• [The task]: Return every line below in which "Only" appears.
*** Data shown Section Begins ***
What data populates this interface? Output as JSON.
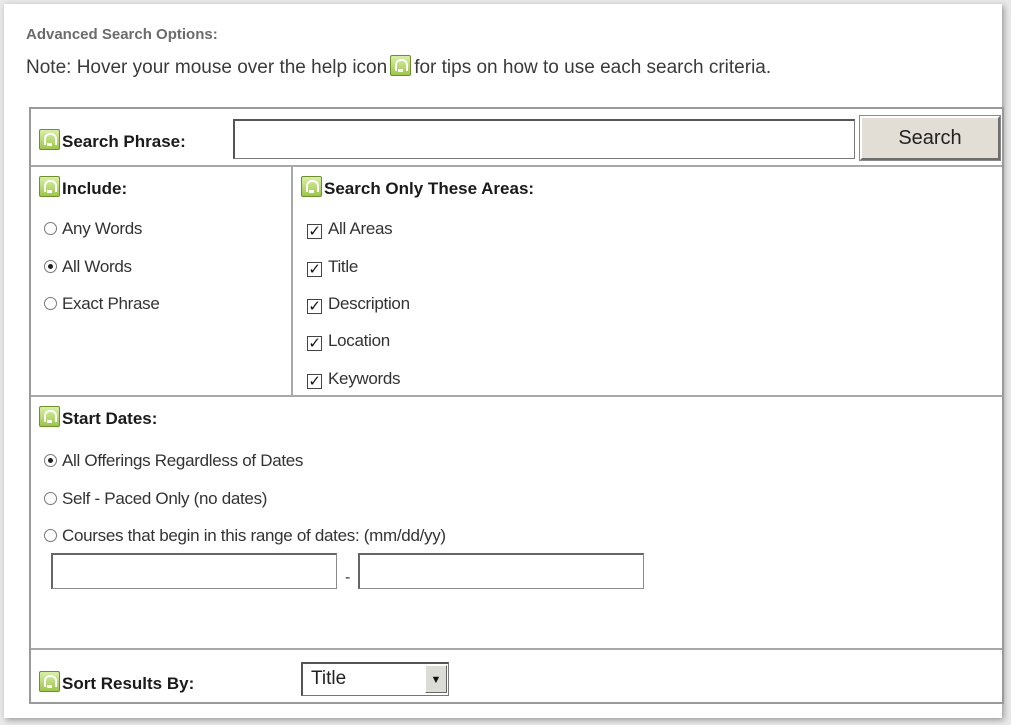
{
  "heading": "Advanced Search Options:",
  "note": {
    "before": "Note: Hover your mouse over the help icon",
    "after": "for tips on how to use each search criteria."
  },
  "search": {
    "label": "Search Phrase:",
    "value": "",
    "button_label": "Search"
  },
  "include": {
    "label": "Include:",
    "options": [
      "Any Words",
      "All Words",
      "Exact Phrase"
    ],
    "selected": "All Words"
  },
  "areas": {
    "label": "Search Only These Areas:",
    "items": [
      {
        "label": "All Areas",
        "checked": true
      },
      {
        "label": "Title",
        "checked": true
      },
      {
        "label": "Description",
        "checked": true
      },
      {
        "label": "Location",
        "checked": true
      },
      {
        "label": "Keywords",
        "checked": true
      }
    ]
  },
  "start_dates": {
    "label": "Start Dates:",
    "options": [
      "All Offerings Regardless of Dates",
      "Self - Paced Only (no dates)",
      "Courses that begin in this range of dates: (mm/dd/yy)"
    ],
    "selected": "All Offerings Regardless of Dates",
    "from_value": "",
    "to_value": "",
    "separator": "-"
  },
  "sort": {
    "label": "Sort Results By:",
    "selected": "Title"
  },
  "icons": {
    "help": "help-icon",
    "radio": "radio-button",
    "checkbox": "checkbox",
    "dropdown": "dropdown-arrow"
  },
  "colors": {
    "help_icon": "#9cc74a",
    "border": "#a8a8a8",
    "button_bg": "#e2ded6"
  }
}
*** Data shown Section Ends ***
• [Response to this exercise]:
    "label": "Search Only These Areas:",
      "Self - Paced Only (no dates)",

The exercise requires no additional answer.